The man replied, "Well, Reverend, they say that Einstein was so smart that only ten people in the entire world could understand him. But Reverend, no one can understand you."

Jesus in our reading today tells us about what it takes to be a real Christian leader. He tells us that if anyone in the kingdom wants to be first , he must be last, the servant of all.  Like always Jesus throws our preconceived notions upside down. Instead of pride, a Christian leader is to be humble. Instead of puffing himself up and being the center of attention, you should put the spotlight on others. Instead of seeking compliments, you should be giving them.  As a Christian we are not to be concerned about our rank, our status, our pride. We are called to serve. To serve Christ is to serve others. There is no seeking of status or glory in the kingdom.

And that brings us to Jesus and the children. Some people wonder about this passage, by bringing in the children and taking them in his arms, does it mean that we are to be like children? Some people question this, it seems a bit out of place in this context.  Jesus made a dramatic gesture by embracing a child to show his disciples who really is the greatest in the kingdom of God.  What can a little child possibly teach us about greatness? Children in the ancient world had no rights, position, or privileges of their own.  They were socially at the "bottom of the rung" and at the service of their parents, much like the household staff and domestic servants. What is the significance of Jesus' gesture?  Jesus elevated a little child in the presence of his disciples by placing the child in a privileged position of honor.  It is customary, even today, to seat the guest of honor at the right side of the host. Who is the greatest in God's kingdom?  The one who is humble and lowly of heart — who instead of asserting their rights willingly empty themselves of pride and self-seeking glory by taking the lowly position of a servant or child.

As children of God and believers in Christ, we are called to servanthood. What does that mean for us today?

We can be a servant today by:
By accepting others differences and opinions in love and acceptance…no matter what they are…instead of judging others and condemning them.
By looking beyond the things that separate us as people in the 21st century and look instead for our commonality. Be it politics, social class, upbringing or race.
And lastly by cherishing people over things, or words, or ideas.
Simply put, it is putting others first, and trying to humbly help whenever you can.

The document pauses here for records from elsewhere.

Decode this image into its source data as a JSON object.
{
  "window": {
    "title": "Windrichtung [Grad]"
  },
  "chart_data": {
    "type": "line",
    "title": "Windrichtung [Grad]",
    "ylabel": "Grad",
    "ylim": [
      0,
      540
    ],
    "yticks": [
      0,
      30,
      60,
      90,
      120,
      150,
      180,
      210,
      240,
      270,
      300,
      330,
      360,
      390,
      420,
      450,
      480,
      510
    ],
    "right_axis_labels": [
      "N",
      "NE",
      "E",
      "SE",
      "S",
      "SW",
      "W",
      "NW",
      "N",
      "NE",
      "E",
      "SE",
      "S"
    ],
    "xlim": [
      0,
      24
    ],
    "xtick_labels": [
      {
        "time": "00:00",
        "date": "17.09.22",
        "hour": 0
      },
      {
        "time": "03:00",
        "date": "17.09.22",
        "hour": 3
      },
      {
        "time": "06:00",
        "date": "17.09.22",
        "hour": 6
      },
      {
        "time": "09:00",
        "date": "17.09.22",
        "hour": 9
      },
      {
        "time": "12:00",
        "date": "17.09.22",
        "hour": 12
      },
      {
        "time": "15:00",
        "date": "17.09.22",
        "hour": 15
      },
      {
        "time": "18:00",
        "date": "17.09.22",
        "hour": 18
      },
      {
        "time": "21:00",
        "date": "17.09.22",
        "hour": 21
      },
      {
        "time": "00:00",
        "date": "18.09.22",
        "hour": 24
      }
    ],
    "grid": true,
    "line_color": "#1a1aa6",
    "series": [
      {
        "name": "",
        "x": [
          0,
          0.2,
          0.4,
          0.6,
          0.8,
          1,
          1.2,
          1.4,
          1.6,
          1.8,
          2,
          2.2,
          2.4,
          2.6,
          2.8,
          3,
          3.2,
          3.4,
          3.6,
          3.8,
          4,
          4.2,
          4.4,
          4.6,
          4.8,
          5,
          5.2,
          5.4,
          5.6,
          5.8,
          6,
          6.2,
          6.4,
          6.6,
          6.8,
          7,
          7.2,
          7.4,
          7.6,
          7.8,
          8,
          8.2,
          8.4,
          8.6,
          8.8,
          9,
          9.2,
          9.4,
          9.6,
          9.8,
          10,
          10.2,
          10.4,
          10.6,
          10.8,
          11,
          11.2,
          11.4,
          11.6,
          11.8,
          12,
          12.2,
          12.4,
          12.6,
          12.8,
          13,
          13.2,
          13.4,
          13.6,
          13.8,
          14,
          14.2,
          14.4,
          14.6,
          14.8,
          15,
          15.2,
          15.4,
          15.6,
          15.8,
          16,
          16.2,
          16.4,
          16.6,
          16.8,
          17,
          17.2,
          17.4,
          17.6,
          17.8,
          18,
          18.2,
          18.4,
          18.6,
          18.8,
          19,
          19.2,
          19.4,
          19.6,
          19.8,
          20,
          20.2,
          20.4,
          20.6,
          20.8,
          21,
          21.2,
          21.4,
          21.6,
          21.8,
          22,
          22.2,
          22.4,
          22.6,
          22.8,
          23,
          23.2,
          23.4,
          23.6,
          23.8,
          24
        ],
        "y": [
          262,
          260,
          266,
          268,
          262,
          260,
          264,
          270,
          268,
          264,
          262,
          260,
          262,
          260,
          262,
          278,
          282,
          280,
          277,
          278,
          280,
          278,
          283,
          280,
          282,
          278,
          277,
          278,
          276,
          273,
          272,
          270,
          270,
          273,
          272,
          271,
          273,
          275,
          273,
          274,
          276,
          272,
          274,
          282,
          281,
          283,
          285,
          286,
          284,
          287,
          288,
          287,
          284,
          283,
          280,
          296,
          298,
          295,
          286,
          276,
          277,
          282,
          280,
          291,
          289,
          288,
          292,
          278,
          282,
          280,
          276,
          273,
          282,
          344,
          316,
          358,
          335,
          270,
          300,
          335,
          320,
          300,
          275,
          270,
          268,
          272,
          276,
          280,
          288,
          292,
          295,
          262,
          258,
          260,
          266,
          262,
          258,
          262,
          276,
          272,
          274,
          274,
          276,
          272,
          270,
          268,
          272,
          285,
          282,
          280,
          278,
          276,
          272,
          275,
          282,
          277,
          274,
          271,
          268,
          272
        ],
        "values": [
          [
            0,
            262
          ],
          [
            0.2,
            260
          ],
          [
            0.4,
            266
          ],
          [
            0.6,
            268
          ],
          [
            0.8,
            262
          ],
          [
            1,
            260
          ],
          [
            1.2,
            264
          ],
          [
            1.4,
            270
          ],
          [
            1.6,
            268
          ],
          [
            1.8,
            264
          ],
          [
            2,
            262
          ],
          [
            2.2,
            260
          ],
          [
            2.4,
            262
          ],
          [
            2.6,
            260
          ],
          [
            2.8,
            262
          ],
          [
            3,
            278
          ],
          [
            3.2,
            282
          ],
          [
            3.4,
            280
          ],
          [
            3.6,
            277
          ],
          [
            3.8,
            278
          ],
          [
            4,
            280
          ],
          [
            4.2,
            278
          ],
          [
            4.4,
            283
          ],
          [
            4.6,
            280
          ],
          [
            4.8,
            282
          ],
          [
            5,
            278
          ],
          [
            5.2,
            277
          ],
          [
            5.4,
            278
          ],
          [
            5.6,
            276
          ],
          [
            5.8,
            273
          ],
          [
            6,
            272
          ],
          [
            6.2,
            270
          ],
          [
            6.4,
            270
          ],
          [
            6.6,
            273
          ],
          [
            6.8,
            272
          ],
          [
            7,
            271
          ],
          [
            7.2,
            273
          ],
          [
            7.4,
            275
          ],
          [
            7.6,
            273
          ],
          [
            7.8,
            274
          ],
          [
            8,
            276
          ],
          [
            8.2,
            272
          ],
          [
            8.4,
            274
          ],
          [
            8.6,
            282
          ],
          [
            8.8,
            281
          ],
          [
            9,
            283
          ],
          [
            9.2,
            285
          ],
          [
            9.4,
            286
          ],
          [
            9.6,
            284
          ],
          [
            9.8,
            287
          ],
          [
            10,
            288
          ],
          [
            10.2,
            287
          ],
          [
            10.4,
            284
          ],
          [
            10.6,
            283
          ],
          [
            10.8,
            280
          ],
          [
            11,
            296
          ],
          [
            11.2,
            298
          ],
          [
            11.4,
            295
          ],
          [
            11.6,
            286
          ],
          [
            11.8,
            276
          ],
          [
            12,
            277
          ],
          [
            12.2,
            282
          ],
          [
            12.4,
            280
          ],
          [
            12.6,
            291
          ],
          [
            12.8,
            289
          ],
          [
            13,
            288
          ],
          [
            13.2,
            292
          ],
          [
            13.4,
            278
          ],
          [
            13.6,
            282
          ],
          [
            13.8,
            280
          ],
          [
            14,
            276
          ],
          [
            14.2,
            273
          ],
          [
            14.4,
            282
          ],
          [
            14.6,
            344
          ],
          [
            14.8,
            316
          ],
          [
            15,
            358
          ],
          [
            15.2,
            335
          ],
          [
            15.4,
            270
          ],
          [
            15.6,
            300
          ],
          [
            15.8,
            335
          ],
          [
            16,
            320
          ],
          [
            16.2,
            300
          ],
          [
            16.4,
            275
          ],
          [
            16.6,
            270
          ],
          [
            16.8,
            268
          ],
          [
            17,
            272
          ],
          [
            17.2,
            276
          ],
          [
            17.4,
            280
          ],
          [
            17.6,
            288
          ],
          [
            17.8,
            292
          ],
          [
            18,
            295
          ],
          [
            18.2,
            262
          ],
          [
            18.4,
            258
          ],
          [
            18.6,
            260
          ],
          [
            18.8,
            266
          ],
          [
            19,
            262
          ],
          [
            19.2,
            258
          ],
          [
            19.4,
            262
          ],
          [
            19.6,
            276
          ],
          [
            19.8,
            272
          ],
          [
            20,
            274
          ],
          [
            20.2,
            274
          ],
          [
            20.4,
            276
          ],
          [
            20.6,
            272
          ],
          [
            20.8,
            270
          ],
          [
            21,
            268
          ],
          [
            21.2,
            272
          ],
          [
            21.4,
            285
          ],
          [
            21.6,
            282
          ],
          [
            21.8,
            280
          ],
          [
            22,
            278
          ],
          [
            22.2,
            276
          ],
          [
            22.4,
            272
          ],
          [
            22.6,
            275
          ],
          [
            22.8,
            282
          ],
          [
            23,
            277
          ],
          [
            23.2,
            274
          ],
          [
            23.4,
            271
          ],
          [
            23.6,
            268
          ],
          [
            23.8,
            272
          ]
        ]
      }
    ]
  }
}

We are called to serve God and to serve God we must be servants to one another.

Today you are called to serve.  Let us be servants then, one to another.